Next item was a sleeping bag. I was looking for a down filled bag with a barrel shape, which is not as confining as the mummy shape that I have seen up till now. My own sleeping bag is a North Face down filled mummy bag, it's very warm and packs really small, but it was over $300, and most of the time I just throw it over myself like a blanket because it's too hot and I can hardly move when it's zipped up. At MEC today, we found a down filled barrel shaped bag that will be long enough for either one of us to use, and was under $100 on special. I guess it was a model that was being phased out or something. So it was inexpensive, it feels thick and soft and warm, it packs really small (especially with an extra cost, four-strap compressing bag - also bought at MEC.) So it was exactly what I wanted - sometime soon I will find out how it works overnight in a tent.

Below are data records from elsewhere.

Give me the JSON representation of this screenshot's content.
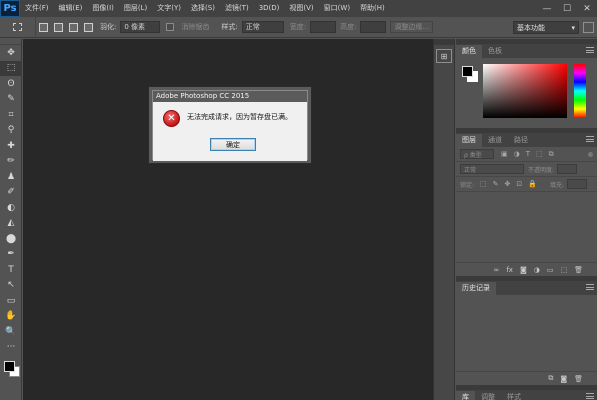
{
  "app": {
    "logo": "Ps"
  },
  "menu": {
    "items": [
      "文件(F)",
      "编辑(E)",
      "图像(I)",
      "图层(L)",
      "文字(Y)",
      "选择(S)",
      "滤镜(T)",
      "3D(D)",
      "视图(V)",
      "窗口(W)",
      "帮助(H)"
    ]
  },
  "window_controls": {
    "minimize": "—",
    "maximize": "☐",
    "close": "✕"
  },
  "options": {
    "feather_label": "羽化:",
    "feather_value": "0 像素",
    "antialias_label": "消除锯齿",
    "style_label": "样式:",
    "style_value": "正常",
    "width_label": "宽度:",
    "height_label": "高度:",
    "refine_edge": "调整边缘...",
    "workspace": "基本功能"
  },
  "tools": [
    "✥",
    "⬚",
    "ʘ",
    "✎",
    "⌗",
    "⚲",
    "✚",
    "✏",
    "♟",
    "✐",
    "◐",
    "◭",
    "⬤",
    "✒",
    "T",
    "↖",
    "▭",
    "✋",
    "🔍",
    "···"
  ],
  "dialog": {
    "title": "Adobe Photoshop CC 2015",
    "message": "无法完成请求，因为暂存盘已满。",
    "ok": "确定",
    "icon_glyph": "✕"
  },
  "panels": {
    "color_tabs": [
      "颜色",
      "色板"
    ],
    "layers_tabs": [
      "图层",
      "通道",
      "路径"
    ],
    "layers_filter": "ρ 类型",
    "blend_mode": "正常",
    "opacity_label": "不透明度:",
    "lock_label": "锁定:",
    "fill_label": "填充:",
    "layers_footer_icons": [
      "∞",
      "fx",
      "◙",
      "◑",
      "▭",
      "⬚",
      "🗑"
    ],
    "history_tab": "历史记录",
    "history_footer_icons": [
      "⧉",
      "◙",
      "🗑"
    ],
    "lib_tabs": [
      "库",
      "调整",
      "样式"
    ]
  },
  "colors": {
    "accent": "#4aa8ff",
    "error": "#c31616"
  }
}
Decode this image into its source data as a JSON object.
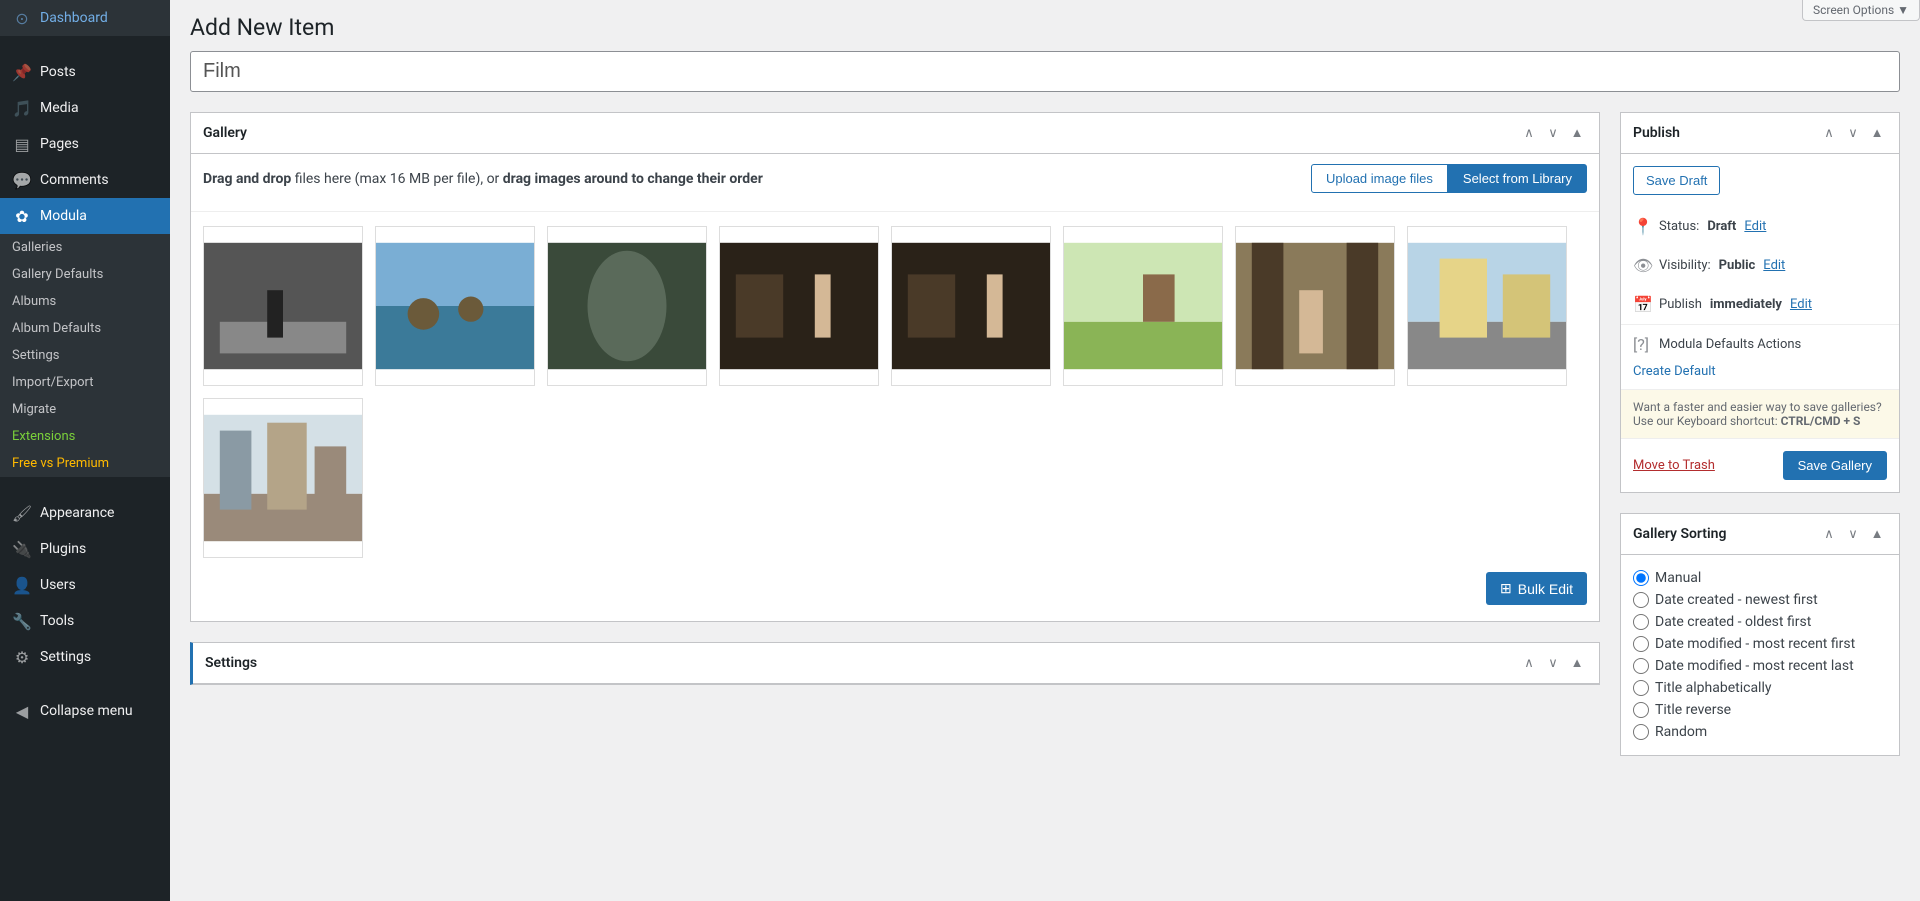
{
  "screenOptions": "Screen Options ▼",
  "pageTitle": "Add New Item",
  "titleInput": "Film",
  "sidebar": {
    "items": [
      {
        "icon": "dashboard",
        "label": "Dashboard"
      },
      {
        "icon": "pin",
        "label": "Posts"
      },
      {
        "icon": "media",
        "label": "Media"
      },
      {
        "icon": "pages",
        "label": "Pages"
      },
      {
        "icon": "comments",
        "label": "Comments"
      },
      {
        "icon": "modula",
        "label": "Modula",
        "active": true
      },
      {
        "icon": "appearance",
        "label": "Appearance"
      },
      {
        "icon": "plugins",
        "label": "Plugins"
      },
      {
        "icon": "users",
        "label": "Users"
      },
      {
        "icon": "tools",
        "label": "Tools"
      },
      {
        "icon": "settings",
        "label": "Settings"
      },
      {
        "icon": "collapse",
        "label": "Collapse menu"
      }
    ],
    "submenu": [
      "Galleries",
      "Gallery Defaults",
      "Albums",
      "Album Defaults",
      "Settings",
      "Import/Export",
      "Migrate",
      "Extensions",
      "Free vs Premium"
    ]
  },
  "gallery": {
    "title": "Gallery",
    "dropPrefix": "Drag and drop",
    "dropMiddle": " files here (max 16 MB per file), or ",
    "dropSuffix": "drag images around to change their order",
    "uploadBtn": "Upload image files",
    "libraryBtn": "Select from Library",
    "bulkEdit": "Bulk Edit",
    "thumbCount": 9
  },
  "settingsBox": {
    "title": "Settings"
  },
  "publish": {
    "title": "Publish",
    "saveDraft": "Save Draft",
    "statusLabel": "Status:",
    "statusValue": "Draft",
    "visibilityLabel": "Visibility:",
    "visibilityValue": "Public",
    "publishLabel": "Publish",
    "publishValue": "immediately",
    "edit": "Edit",
    "defaultsLabel": "Modula Defaults Actions",
    "createDefault": "Create Default",
    "hint1": "Want a faster and easier way to save galleries? Use our Keyboard shortcut: ",
    "hint2": "CTRL/CMD + S",
    "trash": "Move to Trash",
    "saveGallery": "Save Gallery"
  },
  "sorting": {
    "title": "Gallery Sorting",
    "options": [
      "Manual",
      "Date created - newest first",
      "Date created - oldest first",
      "Date modified - most recent first",
      "Date modified - most recent last",
      "Title alphabetically",
      "Title reverse",
      "Random"
    ],
    "selected": 0
  }
}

Then we came across two lucky finds, that I did not notice on the Internet, because I needed to see them in the store to know that they were perfect for motorcycling. Ever since I have been doing long motorcycle tours, I have wanted something to put over my gloves and boots to keep them dry. In the rain, I have rain pants, rain jacket, and a full face helmet. They can keep most of me dry, but on a "normal" bike like my Vulcan 900, my feet and hands still get wet and cold. So MEC had the perfect things. A pair of waterproof nylon overmitts (to go over the gloves), and waterproof nylon overboots - that do up with velcro at the sides and back- These overboots have a toe pocket, and other than the toe pocket, the rest of the sole of the boot is exposed. These things were designed for bicycle touring, where you may have your feet cleated to the pedals. Anyway, both are exactly what I have been looking for for decades - I have tried many alternatives that all failed for one reason or another. And finally, Although I know they pack really small, I still need to field test these things for water proofing. It almost makes me want to go riding in the rain to do that.
Picture: The MEC cycling shoe covers - note that the picture is taken with the covers wrapped over a heavy soled boot (not included). Also, the tops are a bit small for some of the larger motorcycle boot tops. Mary Ann and I both needed XXL because they seem to be designed for bicycle shoes. And actually they only had one pair of XXL in stock, if they don't get more soon, I suppose we can at least order a pair online. With the mitts, a medium fits everything from my heaviest winter gloves to my summer gloves, so I got a pair of medium.